The climate of this part of the country is very different from that of the plains, near the sea; the range of its temperature being near the same as that of the more southerly counties of England. Indeed, few countries have been more favoured by nature than the Peloponnesus; for while a portion of it gives birth to the olive, the vine, the palm, the cotton, rice, and other of the richer productions of more southern climates, other parts afford all the advantages of northern latitudes.

Tripolitza was still the largest town of Peloponnesus, though a large portion of its Turkish houses had been destroyed by the Greeks, on storming this place; where thirty thousand of their oppressors had taken refuge. For not satisfied with spilling their blood, they sought, in the fury of their revenge, to destroy even their habitations. Its walls had not suffered much from the miserable artillery of the Greeks; although they are little higher and thicker than those of a garden; and consequently not susceptible of offering the slightest resistance to a well-directed attack. From fifteen to twenty small cannons were mounted on its ill-constructed batteries.

I was here presented by Mavrocordato to Con-
duriotti, whose physiognomy proclaims him a very ordinary man, entirely deficient in the qualifications required for a leader of a nation, especially in arduous circumstances. His ignorance was extraordinary; he had merely received the education of a coarse merchant-captain, and in his life had not perhaps read any other book than the log-books of his vessels. He bore the reputation of being obstinate, revengeful, proud, and, notwithstanding his immense wealth, exceedingly greedy and parsimonious. But never did his want of capacity, or of education, appear in a more glaring light, than since the secretary of state was near him; so great was the contrast to the advantage of the latter.
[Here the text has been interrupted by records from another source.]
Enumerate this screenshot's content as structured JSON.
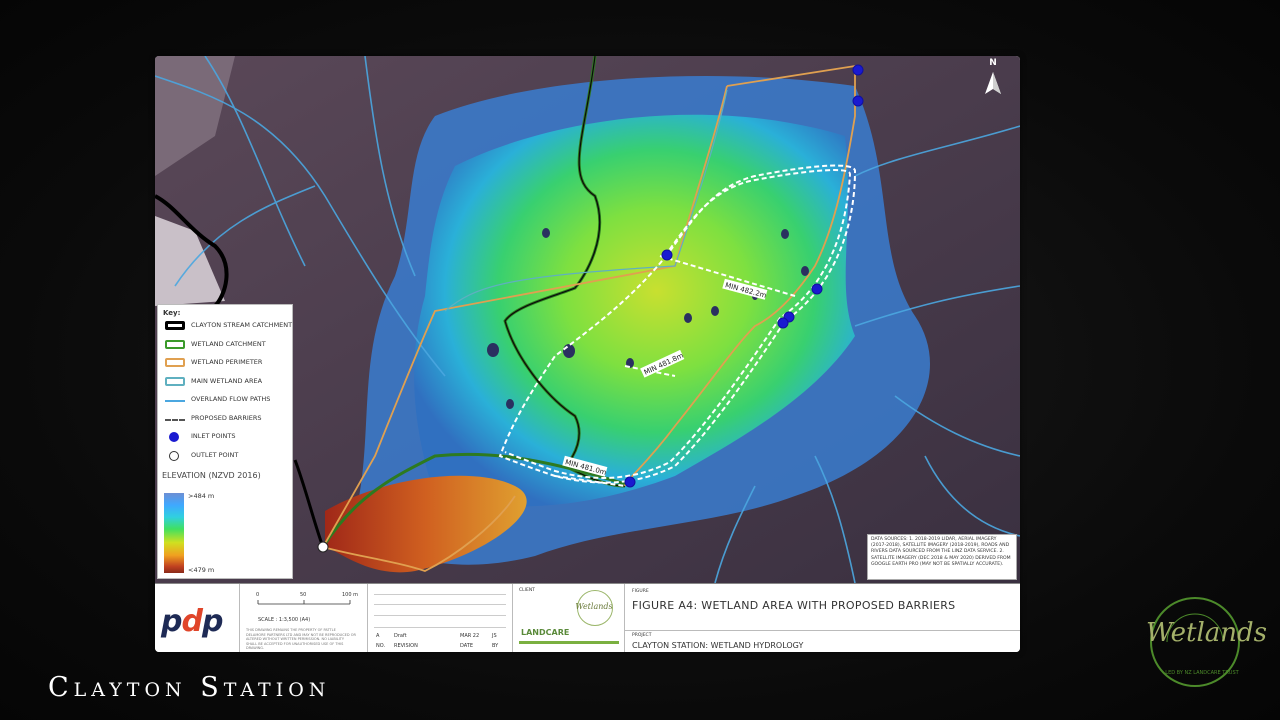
{
  "slide_title": "Clayton Station",
  "map": {
    "north": "N",
    "legend": {
      "title": "Key:",
      "items": [
        {
          "label": "CLAYTON STREAM CATCHMENT",
          "color": "#000000",
          "kind": "box-thick"
        },
        {
          "label": "WETLAND CATCHMENT",
          "color": "#3a9a2a",
          "kind": "box"
        },
        {
          "label": "WETLAND PERIMETER",
          "color": "#e0a050",
          "kind": "box"
        },
        {
          "label": "MAIN WETLAND AREA",
          "color": "#5fb0c0",
          "kind": "box"
        },
        {
          "label": "OVERLAND FLOW PATHS",
          "color": "#4ba7e0",
          "kind": "line"
        },
        {
          "label": "PROPOSED BARRIERS",
          "color": "#555555",
          "kind": "barrier"
        },
        {
          "label": "INLET POINTS",
          "color": "#1a1ad0",
          "kind": "dot"
        },
        {
          "label": "OUTLET POINT",
          "color": "#ffffff",
          "kind": "ring"
        }
      ],
      "elevation_title": "ELEVATION (NZVD 2016)",
      "elevation_max": ">484 m",
      "elevation_min": "<479 m"
    },
    "barrier_labels": [
      "MIN 482.2m",
      "MIN 481.8m",
      "MIN 481.0m"
    ],
    "data_sources": "DATA SOURCES: 1. 2018-2019 LIDAR, AERIAL IMAGERY (2017-2018), SATELLITE IMAGERY (2018-2019), ROADS AND RIVERS DATA SOURCED FROM THE LINZ DATA SERVICE. 2. SATELLITE IMAGERY (DEC 2018 & MAY 2020) DERIVED FROM GOOGLE EARTH PRO (MAY NOT BE SPATIALLY ACCURATE)."
  },
  "title_block": {
    "logo": "pdp",
    "scale_ticks": [
      "0",
      "50",
      "100 m"
    ],
    "scale_label": "SCALE : 1:3,500   (A4)",
    "disclaimer": "THIS DRAWING REMAINS THE PROPERTY OF PATTLE DELAMORE PARTNERS LTD AND MAY NOT BE REPRODUCED OR ALTERED WITHOUT WRITTEN PERMISSION. NO LIABILITY SHALL BE ACCEPTED FOR UNAUTHORISED USE OF THIS DRAWING.",
    "revision": {
      "no": "A",
      "desc": "Draft",
      "date": "MAR 22",
      "by": "JS"
    },
    "revision_headers": {
      "no": "NO.",
      "revision": "REVISION",
      "date": "DATE",
      "by": "BY"
    },
    "client_label": "CLIENT",
    "client_logo": "Wetlands",
    "landcare": "LANDCARE",
    "figure_label": "FIGURE",
    "figure_title": "FIGURE A4: WETLAND AREA WITH PROPOSED BARRIERS",
    "project_label": "PROJECT",
    "project_title": "CLAYTON STATION: WETLAND HYDROLOGY"
  },
  "brand_logo": {
    "word": "Wetlands",
    "subtitle": "LED BY NZ LANDCARE TRUST",
    "color": "#a4b06a"
  }
}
The weightiest, and the most insignificant, affair were equally directed by him. He alone succeeded, by his indefatigable endeavours, in putting some activity and system into the measures, that were taken against
Ibrahim; and in rousing the torpid and phlegmatic disposition of the president, who at last was persuaded to leave Tripolitza, (3d of April, O. S.) accompanied by fifteen hundred men.

In the evening we slept at Leondari, a large village six leagues and a half distant. On the road are two very strong positions, where the approach of an enemy to Tripolitza might be prevented by a handful of resolute men. The first is the Derveni of Mount Calviero, at about two hours distance from the town; and the second at the pass of the Panagia, at two leagues and a half from Leondari. The inhabitants of this village, in order to escape the vexations of the soldiers, had, a fortnight before, deserted their houses; so that our accommodations were none of the best. Before arriving, we were not a little surprised to meet on the road Cavaliere Collegno, who was returning alone to Tripolitza. This gentleman, who had served as colonel of artillery in the Piedmontese army, had,
on his arrival in Greece, been named engineer in chief to the expedition of Patras; but on that enterprise being given up, he was ordered to penetrate into the fortress of Neocastro, with the detachment of the artillery corps, commanded by Callergi. Arrived in the neighbourhood of Old Navarino, in order to avoid being perceived by the enemy, the resolution was taken of profiting by the obscurity of night, to accomplish the design; but the march proved difficult, owing to the guides losing the road, and leading the men over a rough and trackless country. Several lost themselves, and the next day returned to Nisi, amongst whom was Cavallo Collegno, who, highly disgusted with the Greeks, had given up the idea of entering Neocastro, and had formed the resolution of quitting a situation in which he felt the impossibility of being ever useful; owing to their total want of subordination and discipline.

On meeting his friend Count Santa Rosa, he explained to him the causes of his resolution: but the urgent remonstrances and entreaties of the latter prevailed upon him to alter his mind, and he gave him a promise to follow him wherever he went.